A friend of mine once picked up a book at a bookstore and noticed a typo on the back cover. When she reported it to our critique group, she didn’t say she’d found a mistake on a book published by “XYZ Publishers.” She said she found the mistake on a “Jane Doe” novel. She didn’t connect the error to the publishing house but to the author.
6. Mechanical errors may cause readers to take you and your message less seriously.
I once saw a published article with this title: “Crowe Turns Hero to Help Snake Bite Boy.” The story was about actor Russell Crowe helping a boy who’d been bitten by a snake. But by spelling snakebite as two words, this sentence implies that Mr. Crowe helped a snake bite a boy! Now, I got a good laugh out of that. But I sure don’t want those kinds of mistakes showing up in my own writing.
7. Mechanical errors can affect the sales of your book.
Readers who find a lot of mistakes in your book will not be as likely to recommend that book to their friends. And who knows? You may have a high school English teacher reading your book, and she just might recommend it to her students . . . unless there are a lot of mistakes in it.
8. Mechanical errors could cost you money.
If you decide to hire someone to edit or proofread your manuscript, and you haven’t corrected your punctuation, usage, grammar, and spelling, you will be paying extra for someone else to do that for you. And how will you know if that editor is right?
9. Mechanical errors can be distracting.
If I’m reading a book or article, no matter how good the content or story might be, if there are too many typos or mistakes in punctuation, usage, grammar, or spelling, it’s difficult for me to get past those enough to concentrate on the book. I have been known to stop reading a book and put it back on the shelf if I find too many errors. And there are other readers like me out there.
10. Mechanical errors can give you a poor reputation.
If you self-publish, or work with a small, independent publisher that doesn’t proofread carefully, your book may go out to the public with several typos, inconsistencies, or PUGS (punctuation, usage, or grammar) errors. Readers who catch those mistakes may consider you an amateur.

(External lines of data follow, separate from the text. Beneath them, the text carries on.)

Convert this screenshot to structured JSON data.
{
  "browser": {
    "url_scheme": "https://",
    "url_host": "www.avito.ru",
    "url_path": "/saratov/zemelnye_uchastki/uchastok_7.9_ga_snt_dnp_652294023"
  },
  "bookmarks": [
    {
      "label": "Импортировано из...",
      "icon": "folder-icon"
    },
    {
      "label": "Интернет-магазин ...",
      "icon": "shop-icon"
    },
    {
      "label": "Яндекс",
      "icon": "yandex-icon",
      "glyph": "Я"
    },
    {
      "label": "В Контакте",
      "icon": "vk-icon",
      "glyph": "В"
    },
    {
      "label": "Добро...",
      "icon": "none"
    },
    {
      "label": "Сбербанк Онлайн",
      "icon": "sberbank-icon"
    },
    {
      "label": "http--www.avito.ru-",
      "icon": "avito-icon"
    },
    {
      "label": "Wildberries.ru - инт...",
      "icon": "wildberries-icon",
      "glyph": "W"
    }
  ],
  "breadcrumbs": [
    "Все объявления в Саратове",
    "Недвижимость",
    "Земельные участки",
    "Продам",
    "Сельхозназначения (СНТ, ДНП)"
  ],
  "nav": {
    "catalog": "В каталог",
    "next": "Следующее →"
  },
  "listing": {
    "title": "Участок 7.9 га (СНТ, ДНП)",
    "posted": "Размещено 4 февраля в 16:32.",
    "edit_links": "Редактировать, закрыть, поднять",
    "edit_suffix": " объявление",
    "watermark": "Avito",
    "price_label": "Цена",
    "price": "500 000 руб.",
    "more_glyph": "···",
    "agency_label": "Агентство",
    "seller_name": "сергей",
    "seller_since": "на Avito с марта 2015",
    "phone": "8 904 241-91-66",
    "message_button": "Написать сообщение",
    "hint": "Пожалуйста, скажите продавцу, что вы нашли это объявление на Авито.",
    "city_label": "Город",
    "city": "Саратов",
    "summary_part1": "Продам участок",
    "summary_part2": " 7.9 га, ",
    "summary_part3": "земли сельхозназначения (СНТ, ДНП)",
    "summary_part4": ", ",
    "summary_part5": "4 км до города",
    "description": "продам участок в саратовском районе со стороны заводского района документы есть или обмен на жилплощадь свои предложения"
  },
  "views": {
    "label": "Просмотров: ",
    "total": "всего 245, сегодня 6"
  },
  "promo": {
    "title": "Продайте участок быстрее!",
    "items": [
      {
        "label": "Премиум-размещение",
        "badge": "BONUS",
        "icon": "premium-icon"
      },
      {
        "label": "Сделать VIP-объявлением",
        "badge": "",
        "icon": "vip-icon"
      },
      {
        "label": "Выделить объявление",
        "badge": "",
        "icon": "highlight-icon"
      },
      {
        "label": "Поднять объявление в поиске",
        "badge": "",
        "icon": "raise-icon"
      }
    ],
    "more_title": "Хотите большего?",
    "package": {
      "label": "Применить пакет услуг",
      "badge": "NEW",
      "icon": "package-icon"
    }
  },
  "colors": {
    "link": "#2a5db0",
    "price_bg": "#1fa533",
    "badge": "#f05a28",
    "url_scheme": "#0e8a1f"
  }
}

For a lot of avid readers, typos practically jump off the page. And many are familiar with the rules of punctuation, usage, grammar, and spelling. If your reader knows the rules and you don’t, that’s not going to make you look very good.
Professionalism Is Key
If you’re writing just for family and friends, it may not matter so much whether every comma is in exactly the right place or if you have a few typos here and there. But if you want to get your book published in today’s highly competitive commercial market, you need every edge you can get. If you expect people to buy what you write, you need to take the time to do it right.
If you have a hard time finding typos, inconsistencies, and “PUGS” errors in your writing, consider hiring a professional proofreader. A comma may not save Grandma’s life. But a careful proofread might make a life-or-death difference for your manuscript.
Kathy Ide, author of Proofreading Secrets of Best-Selling Authors, is a full-time freelance editor/mentor for new writers, established authors, and book publishers. She speaks at writers’ conferences across the country. She is the founder and director of The Christian PEN: Proofreaders and Editors Network and the Christian Editor Network. For more about Kathy, visit her website here or connect with her on Facebook here.